I have been critical of the Fed and the Bank of England for some time. In particular, I think by not differentiating enough between supply and demand shocks to inflation, they have made a bad situation worse by hiking interest rates too much. However, I am also of the opinion that there was a demand shock to inflation that needed to be addressed with higher interest rates, just not as many as we got in 2022.
This demand-driven inflation was mostly triggered by supply chain disruptions after the pandemic. People wanted to buy stuff and go out and have fun. Yet, the stuff they wanted to buy was in short supply because countries like China still had covid restrictions on and couldn’t deliver the needed products in time. Similarly, people wanted to go out again, but there was a shortage of service workers.

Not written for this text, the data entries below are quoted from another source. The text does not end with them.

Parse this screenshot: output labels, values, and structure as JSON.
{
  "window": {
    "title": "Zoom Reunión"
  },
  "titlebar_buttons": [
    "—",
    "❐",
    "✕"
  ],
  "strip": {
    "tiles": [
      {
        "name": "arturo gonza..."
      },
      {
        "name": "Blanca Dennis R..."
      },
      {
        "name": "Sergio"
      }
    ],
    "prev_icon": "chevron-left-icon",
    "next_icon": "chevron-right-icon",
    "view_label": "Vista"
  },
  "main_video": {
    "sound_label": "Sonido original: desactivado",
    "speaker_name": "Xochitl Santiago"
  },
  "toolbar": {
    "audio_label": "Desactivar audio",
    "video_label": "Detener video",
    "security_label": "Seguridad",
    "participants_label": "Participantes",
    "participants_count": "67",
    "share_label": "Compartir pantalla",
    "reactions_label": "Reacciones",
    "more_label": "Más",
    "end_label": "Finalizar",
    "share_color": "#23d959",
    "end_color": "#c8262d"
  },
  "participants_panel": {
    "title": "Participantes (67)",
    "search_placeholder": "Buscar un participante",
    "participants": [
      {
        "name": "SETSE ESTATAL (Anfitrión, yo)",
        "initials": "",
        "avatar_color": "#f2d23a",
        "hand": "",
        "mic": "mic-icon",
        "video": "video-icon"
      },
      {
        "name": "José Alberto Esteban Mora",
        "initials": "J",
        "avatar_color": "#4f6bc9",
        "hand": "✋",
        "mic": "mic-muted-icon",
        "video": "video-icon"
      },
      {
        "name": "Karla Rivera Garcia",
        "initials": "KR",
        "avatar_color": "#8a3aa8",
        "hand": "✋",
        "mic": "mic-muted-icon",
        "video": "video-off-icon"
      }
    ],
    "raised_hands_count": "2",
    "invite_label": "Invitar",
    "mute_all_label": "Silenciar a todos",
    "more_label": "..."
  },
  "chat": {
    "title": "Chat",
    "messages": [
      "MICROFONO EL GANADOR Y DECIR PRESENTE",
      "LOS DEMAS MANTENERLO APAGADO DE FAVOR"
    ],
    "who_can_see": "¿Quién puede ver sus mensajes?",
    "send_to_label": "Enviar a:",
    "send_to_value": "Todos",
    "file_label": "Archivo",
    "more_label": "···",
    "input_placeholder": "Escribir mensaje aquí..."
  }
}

All of this meant that prices for some goods and services rose significantly, while prices for other goods and services dropped a lot (if you are a shareholder of Peloton, you know what I mean). In essence, the problem was less one of aggregate demand across the economy outstripping aggregate supply and more one of shifting preferences so that some parts of the economy faced too little supply to match demand, while other parts of the economy faced too much supply for the waning demand.
If you read Veronica Guerrieri’s analysis of the impact of monetary policy in an economy undergoing such structural shifts you suddenly come to doubt whether rate hikes by the central bank make any sense at all.
The problem is that if central banks hike interest rates, it makes it harder for the sectors of the economy that are facing a demand overhang to expand production capacity. Of course, excess demand in these sectors is declining and this will reduce inflation in the sectors that face a demand overhang, but at the same time, sectors that already have too little demand will see demand drop even more, forcing them to adjust downwards.
This may sound like the usual cycle of creative destruction that happens during every recession but it isn’t. Because the rising prices in sectors with too much demand are not due to cyclically high demand but due to a permanent shift in demand from one sector to another. Cooling off that demand does nothing to cool inflation in the long run. Instead, what the economy needs to do is go through a period of adjustment in relative prices to reflect the permanent changes in relative demand. And hiking interest rate in such a phase only works if the workers who are employed in declining sectors lose their job and then move on to jobs in expanding sectors. But if companies operating in expanding sectors face higher interest rates they are less inclined to hire additional employees or invest in expanding capacity.
All of this is to say that if the central bank in such an environment increases interest rates, all it may achieve is a permanent increase in unemployment rates without taming the inflationary pressures in the expanding sectors.
I am not sure if their analysis is correct, mostly because, as the authors of the research point out, it depends on the impact rate hikes or rate cuts have on the labour force and job creation in different sectors. But it at least puts some doubt on my view that in 2022 we should have hiked interest rates to fight excess demand since the excess demand was very concentrated in specific sectors and not widespread across the economy. Maybe doing what central banks did in 1990 namely not hiking at all would have been the optimal policy decision. If this theory is correct, then central banks in 2022 have already created persistent stagflation by creating unemployment in declining sectors while not curbing price pressures in expanding sectors. I guess we will find out in 2023 and 2024.